While I was visiting with Belanger, two conservation officers arrived to investigate a report they had received of him baiting bears before the legal starting date of August 10. One was Jason Wickland from Iron River. The other was Sergeant Marc Pomroy.
The officers were certainly doing their jobs by being there to "investigate" the report they received. Unfortunately, they weren't there to investigate. They arrived with the intent of issuing a ticket and that's what they did, totally ignoring what they were told as well as the law allowing recreational feeding in the UP.
Mike clearly told the officers he was not baiting, but feeding bears for recreational viewing. I also heard Belanger tell the officers that although he had been successful in the bear license drawing, he had no intention of buying a bear tag nor bear hunting anywhere, much less at his camp. My input about the situation also fell on deaf ears.
After the officers left, I had a clearer understanding of why Mike applied for a bear license. It wasn't so he could hunt bear. His intent was to prevent someone else from getting a bear license. But even if Belanger had a bear license, it should not have had a bearing on whether or not he got a ticket.
The recreational feeding law does not say licensed hunters can not feed deer or bear. In fact, many people who recreationally feed deer are licensed deer hunters that hunt some distance away from where they recreationally feed whitetails. The same is true for bear hunters.
The incident report that officer Wickland wrote for the Iron County Prosecutor's office to accompany the ticket is a piece of fiction designed to justify issuance of the citation. At the same time, what Wickland wrote ignores the fact that a law exists that allows recreational feeding of wildlife. He uses the words bait and feed interchangeably in the report as though they are the same.
Since Mike wants to continue recreationally feeding bears at his Iron County residence, he pled not guilty to the charge. I sent the prosecutor's office a letter on Mike's behalf along with a copy of the baiting and feeding regulations, hoping the charges would be dismissed. No such luck!
I also attended a preliminary hearing with Belanger in front of Judge C. Joseph Schwedler, hoping the judge would listen to reason. The judge recommended against Mike saying anything and refused to let me speak on his behalf. Belanger was forced to hire an attorney; Dennis Tousignant from Iron River, who appears to be making progress on the case.
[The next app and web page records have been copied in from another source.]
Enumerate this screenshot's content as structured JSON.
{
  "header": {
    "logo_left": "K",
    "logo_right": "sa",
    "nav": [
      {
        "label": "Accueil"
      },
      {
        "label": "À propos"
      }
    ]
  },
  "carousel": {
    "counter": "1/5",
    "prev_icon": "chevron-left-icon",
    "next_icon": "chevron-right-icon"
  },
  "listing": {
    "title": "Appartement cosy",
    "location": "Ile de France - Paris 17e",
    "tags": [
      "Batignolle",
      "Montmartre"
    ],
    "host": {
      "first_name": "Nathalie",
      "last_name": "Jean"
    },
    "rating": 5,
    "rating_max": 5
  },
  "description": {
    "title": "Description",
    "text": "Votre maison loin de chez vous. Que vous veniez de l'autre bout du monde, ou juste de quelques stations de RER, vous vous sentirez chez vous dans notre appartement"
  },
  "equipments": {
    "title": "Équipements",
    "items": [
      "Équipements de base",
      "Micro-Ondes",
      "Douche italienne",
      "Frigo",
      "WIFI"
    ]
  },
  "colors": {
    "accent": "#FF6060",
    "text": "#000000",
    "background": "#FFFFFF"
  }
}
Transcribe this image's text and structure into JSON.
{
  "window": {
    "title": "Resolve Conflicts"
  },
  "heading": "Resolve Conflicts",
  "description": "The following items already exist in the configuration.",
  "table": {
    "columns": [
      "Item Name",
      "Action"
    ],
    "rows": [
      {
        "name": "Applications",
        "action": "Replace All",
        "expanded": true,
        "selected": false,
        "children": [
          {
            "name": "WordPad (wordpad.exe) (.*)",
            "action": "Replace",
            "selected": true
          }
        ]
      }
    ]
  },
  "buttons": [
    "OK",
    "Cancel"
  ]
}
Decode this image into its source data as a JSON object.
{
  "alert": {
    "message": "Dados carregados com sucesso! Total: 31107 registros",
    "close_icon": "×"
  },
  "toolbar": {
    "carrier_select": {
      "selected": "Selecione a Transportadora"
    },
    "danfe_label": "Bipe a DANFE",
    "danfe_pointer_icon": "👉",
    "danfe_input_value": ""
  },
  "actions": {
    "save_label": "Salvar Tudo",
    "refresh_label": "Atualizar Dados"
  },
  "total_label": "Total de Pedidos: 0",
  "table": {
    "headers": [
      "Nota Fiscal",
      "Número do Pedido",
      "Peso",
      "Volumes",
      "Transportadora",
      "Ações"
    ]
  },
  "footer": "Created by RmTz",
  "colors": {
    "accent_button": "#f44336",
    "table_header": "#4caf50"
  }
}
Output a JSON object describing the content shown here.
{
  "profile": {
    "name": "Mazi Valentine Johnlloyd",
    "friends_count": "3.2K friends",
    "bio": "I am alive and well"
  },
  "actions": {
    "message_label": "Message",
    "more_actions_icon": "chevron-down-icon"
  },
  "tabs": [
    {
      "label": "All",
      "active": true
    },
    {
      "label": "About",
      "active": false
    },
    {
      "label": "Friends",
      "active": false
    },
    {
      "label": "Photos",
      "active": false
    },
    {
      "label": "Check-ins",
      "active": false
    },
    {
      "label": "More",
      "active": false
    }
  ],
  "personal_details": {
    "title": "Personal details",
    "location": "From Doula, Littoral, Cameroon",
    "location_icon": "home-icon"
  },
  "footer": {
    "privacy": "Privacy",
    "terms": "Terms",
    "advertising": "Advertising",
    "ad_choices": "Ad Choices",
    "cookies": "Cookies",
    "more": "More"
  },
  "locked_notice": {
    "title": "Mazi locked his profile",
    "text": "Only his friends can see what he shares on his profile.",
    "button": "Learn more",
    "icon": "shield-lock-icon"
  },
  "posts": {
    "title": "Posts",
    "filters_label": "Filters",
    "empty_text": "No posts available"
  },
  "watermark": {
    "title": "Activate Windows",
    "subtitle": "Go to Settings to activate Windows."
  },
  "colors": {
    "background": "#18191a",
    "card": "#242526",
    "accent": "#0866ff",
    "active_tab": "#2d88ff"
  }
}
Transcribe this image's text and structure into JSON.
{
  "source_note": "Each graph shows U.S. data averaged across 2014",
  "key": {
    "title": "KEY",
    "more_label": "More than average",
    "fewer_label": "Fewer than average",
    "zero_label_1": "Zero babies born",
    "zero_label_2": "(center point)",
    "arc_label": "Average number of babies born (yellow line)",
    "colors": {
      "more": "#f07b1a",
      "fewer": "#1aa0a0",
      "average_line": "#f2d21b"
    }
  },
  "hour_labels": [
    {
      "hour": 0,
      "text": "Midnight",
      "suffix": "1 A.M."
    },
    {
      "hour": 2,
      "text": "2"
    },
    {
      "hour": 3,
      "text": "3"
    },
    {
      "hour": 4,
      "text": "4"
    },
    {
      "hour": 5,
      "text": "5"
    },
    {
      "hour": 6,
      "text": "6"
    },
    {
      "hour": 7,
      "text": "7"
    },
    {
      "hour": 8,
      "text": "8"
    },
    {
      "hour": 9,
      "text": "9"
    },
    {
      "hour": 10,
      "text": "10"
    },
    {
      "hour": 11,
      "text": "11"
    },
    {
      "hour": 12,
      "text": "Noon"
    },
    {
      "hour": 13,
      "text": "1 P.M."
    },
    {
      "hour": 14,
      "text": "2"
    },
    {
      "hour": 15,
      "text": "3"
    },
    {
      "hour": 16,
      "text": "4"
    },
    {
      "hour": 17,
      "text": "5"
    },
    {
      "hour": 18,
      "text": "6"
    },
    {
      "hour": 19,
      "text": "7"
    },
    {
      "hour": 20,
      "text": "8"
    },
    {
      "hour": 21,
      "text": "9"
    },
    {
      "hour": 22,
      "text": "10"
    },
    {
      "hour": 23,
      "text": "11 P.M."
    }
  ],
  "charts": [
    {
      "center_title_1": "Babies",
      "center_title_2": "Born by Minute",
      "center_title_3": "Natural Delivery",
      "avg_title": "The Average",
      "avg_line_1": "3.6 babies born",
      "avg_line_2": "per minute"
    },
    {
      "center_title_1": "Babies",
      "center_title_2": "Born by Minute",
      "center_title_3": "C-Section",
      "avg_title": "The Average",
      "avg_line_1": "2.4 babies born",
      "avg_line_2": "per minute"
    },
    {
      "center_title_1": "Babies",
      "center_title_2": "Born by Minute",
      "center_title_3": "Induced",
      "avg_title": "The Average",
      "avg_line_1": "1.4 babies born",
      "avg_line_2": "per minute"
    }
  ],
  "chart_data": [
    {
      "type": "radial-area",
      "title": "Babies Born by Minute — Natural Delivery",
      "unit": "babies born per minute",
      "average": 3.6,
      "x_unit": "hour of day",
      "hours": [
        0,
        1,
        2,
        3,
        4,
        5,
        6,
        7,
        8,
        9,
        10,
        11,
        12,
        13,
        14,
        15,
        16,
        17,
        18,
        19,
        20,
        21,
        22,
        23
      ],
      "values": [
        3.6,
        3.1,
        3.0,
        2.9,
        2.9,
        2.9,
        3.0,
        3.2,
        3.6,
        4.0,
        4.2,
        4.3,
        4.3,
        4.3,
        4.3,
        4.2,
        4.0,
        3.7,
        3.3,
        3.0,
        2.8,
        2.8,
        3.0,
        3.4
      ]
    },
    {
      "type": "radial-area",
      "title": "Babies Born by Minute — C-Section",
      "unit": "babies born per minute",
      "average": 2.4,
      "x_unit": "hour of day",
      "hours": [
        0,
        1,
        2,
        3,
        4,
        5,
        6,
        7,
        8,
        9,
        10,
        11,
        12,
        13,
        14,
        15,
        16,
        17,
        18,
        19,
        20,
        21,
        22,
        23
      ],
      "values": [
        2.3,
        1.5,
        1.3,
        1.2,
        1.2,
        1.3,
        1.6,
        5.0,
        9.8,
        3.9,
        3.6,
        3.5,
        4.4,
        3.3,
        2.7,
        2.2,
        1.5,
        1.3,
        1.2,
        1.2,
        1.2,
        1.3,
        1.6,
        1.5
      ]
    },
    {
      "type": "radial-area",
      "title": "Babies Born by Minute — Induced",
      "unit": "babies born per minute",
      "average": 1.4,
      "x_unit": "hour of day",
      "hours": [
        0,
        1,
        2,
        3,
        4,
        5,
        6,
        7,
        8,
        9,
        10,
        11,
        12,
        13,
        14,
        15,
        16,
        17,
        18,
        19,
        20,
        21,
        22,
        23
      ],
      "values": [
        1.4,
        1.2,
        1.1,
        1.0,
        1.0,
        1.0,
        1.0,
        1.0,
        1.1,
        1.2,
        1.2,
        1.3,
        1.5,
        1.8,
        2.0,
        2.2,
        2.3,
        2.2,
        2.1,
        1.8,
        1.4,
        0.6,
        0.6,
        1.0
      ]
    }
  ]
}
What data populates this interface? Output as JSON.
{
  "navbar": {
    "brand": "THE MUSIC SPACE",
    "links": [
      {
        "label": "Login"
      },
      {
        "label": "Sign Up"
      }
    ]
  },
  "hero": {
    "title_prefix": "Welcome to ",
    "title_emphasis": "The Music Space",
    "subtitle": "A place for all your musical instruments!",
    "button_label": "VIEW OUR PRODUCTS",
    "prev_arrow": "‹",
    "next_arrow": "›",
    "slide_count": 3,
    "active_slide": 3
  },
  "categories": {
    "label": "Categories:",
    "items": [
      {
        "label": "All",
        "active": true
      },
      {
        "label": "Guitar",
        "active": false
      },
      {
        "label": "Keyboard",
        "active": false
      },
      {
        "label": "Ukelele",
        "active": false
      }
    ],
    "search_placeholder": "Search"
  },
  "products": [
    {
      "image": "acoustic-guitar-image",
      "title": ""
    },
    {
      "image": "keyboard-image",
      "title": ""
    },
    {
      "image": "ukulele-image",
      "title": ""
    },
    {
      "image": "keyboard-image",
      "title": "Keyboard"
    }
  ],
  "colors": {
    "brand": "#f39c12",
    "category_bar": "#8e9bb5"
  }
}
It is situations like this one that give the DNR a black eye. It amounts to nothing more than harassment of law abiding citizens and abuse of power. The real crime is that while some officers are wasting time on cases like this one, some violators are breaking the law and getting away with it.
A friend of mine found a number of illegal bear baits in a different county more than a month before baiting was supposed to begin this year. He called one or two conservation officers to report them in the hopes those responsible would be ticketed. An officer attempted to return his call once, but failed to make contact with my friend. When that attempt failed, there was no follow-up.
How can there be justice when those that are guilty are not charged and those that are innocent are ticketed because the presumption of guilt runs rampant?
Richard P. Smith
November 03, 2009